WHAT IS NEEDED
From the data, return each line holding the word "Save".

*** TASK MATERIAL ***

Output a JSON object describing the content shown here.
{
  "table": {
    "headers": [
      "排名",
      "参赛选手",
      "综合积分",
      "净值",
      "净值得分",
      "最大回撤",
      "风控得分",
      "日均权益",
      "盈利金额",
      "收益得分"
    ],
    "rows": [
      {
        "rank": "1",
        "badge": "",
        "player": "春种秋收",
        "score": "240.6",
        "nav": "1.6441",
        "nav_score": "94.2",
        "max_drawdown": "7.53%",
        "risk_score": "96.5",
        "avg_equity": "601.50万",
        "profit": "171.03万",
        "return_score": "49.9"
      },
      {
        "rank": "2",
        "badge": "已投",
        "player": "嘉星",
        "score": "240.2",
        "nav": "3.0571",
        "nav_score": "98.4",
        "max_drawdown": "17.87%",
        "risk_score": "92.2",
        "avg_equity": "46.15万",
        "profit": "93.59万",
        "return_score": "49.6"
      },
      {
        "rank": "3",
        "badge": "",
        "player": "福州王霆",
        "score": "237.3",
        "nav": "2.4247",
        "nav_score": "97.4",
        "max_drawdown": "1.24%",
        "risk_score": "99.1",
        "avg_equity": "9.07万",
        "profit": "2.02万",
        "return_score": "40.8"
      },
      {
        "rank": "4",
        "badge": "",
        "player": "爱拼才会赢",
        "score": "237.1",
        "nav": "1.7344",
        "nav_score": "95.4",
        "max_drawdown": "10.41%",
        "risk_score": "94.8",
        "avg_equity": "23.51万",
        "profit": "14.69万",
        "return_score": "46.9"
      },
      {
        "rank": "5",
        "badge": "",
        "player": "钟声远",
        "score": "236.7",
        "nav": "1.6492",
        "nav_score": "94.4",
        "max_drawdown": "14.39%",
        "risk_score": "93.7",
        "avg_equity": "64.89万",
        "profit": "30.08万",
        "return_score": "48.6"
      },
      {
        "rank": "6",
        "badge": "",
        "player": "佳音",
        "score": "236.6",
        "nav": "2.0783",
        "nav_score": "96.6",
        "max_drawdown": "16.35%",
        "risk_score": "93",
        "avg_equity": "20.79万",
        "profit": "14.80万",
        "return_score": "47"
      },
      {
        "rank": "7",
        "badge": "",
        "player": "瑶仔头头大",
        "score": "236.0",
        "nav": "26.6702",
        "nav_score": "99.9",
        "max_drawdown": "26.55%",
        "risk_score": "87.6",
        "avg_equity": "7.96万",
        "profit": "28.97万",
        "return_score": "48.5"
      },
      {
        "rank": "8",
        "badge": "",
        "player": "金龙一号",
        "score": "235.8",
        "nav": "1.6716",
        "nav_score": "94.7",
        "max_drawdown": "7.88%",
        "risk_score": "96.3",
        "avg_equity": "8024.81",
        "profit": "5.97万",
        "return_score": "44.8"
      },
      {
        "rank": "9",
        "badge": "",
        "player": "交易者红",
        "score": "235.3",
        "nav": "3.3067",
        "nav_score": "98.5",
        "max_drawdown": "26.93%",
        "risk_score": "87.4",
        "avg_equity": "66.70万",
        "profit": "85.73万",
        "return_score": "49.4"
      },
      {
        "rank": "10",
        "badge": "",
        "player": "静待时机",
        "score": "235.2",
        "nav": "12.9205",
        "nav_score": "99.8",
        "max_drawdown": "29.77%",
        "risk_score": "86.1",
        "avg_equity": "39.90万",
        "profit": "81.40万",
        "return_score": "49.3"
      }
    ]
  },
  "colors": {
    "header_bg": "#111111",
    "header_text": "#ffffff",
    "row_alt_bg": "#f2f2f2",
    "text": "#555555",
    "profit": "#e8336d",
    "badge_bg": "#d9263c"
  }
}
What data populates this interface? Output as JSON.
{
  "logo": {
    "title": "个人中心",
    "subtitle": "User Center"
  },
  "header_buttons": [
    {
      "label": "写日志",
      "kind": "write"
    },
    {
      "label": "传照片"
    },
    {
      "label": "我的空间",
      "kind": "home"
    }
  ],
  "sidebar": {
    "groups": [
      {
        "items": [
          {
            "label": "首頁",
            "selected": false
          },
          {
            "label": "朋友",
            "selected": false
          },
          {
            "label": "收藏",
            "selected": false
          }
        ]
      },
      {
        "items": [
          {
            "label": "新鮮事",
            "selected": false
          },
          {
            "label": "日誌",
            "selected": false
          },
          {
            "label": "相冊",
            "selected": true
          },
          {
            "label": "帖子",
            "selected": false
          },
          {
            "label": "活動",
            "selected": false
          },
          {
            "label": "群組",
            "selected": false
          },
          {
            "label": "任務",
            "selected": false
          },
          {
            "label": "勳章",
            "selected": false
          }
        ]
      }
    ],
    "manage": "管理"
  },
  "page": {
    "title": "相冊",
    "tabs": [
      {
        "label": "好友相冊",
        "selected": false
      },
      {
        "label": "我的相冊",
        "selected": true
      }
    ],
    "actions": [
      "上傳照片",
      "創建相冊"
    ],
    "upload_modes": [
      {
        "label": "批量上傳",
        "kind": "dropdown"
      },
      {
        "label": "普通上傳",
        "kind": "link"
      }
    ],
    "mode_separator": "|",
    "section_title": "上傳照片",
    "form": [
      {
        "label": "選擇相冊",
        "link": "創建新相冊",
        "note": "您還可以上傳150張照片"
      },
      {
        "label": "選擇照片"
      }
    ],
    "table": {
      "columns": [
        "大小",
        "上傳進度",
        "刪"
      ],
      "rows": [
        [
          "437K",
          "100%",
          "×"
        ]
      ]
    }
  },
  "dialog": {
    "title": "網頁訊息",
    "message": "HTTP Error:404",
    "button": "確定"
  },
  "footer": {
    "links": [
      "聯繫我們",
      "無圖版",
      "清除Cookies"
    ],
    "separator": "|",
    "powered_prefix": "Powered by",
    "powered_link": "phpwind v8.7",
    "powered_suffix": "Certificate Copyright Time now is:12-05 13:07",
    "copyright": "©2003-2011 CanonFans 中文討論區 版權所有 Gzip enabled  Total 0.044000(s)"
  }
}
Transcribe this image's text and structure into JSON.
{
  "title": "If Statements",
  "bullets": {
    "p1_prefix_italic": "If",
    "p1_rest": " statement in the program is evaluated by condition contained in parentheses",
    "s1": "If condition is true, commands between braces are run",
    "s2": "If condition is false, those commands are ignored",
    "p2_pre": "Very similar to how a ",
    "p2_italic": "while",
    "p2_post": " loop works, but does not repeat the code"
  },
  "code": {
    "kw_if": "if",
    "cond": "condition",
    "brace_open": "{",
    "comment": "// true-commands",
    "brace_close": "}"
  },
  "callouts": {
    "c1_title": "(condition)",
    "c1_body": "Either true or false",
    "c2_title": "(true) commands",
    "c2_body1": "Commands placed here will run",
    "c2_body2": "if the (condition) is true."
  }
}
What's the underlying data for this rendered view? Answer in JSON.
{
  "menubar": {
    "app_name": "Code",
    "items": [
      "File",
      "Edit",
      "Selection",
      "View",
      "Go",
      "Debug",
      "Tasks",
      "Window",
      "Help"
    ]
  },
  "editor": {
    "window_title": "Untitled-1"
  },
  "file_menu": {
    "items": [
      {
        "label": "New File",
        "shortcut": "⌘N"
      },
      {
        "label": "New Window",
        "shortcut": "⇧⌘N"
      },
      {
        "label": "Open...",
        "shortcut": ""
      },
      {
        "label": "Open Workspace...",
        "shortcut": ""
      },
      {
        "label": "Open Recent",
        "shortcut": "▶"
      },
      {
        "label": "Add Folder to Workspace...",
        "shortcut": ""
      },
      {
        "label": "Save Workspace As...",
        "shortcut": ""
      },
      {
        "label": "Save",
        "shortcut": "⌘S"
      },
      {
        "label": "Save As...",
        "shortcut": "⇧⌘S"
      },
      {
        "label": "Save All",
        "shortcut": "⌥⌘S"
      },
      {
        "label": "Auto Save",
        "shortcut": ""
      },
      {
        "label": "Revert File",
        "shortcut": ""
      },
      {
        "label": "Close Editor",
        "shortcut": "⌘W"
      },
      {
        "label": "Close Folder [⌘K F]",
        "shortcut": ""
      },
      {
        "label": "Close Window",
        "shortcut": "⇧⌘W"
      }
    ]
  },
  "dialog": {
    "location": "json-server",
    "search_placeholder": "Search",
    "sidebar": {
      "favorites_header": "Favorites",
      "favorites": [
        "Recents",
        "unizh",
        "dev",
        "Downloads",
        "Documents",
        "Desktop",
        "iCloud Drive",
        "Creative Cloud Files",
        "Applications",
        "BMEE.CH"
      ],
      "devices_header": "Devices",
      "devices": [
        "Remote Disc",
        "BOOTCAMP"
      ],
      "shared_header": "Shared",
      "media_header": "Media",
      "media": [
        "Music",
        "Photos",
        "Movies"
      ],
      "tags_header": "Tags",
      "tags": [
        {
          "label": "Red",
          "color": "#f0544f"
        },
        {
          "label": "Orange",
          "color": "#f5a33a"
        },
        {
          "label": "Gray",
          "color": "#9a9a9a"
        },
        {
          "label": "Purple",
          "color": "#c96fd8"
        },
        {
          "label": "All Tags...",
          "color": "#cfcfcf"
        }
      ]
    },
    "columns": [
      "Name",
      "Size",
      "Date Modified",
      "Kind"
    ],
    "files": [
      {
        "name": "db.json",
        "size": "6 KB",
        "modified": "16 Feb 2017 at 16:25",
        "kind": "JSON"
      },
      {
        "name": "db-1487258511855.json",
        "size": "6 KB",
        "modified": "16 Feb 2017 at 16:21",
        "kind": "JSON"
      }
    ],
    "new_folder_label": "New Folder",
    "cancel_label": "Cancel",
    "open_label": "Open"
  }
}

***

EXERCISE OUTPUT
        "label": "Save Workspace As...",
        "label": "Save",
        "label": "Save As...",
        "label": "Save All",
        "label": "Auto Save",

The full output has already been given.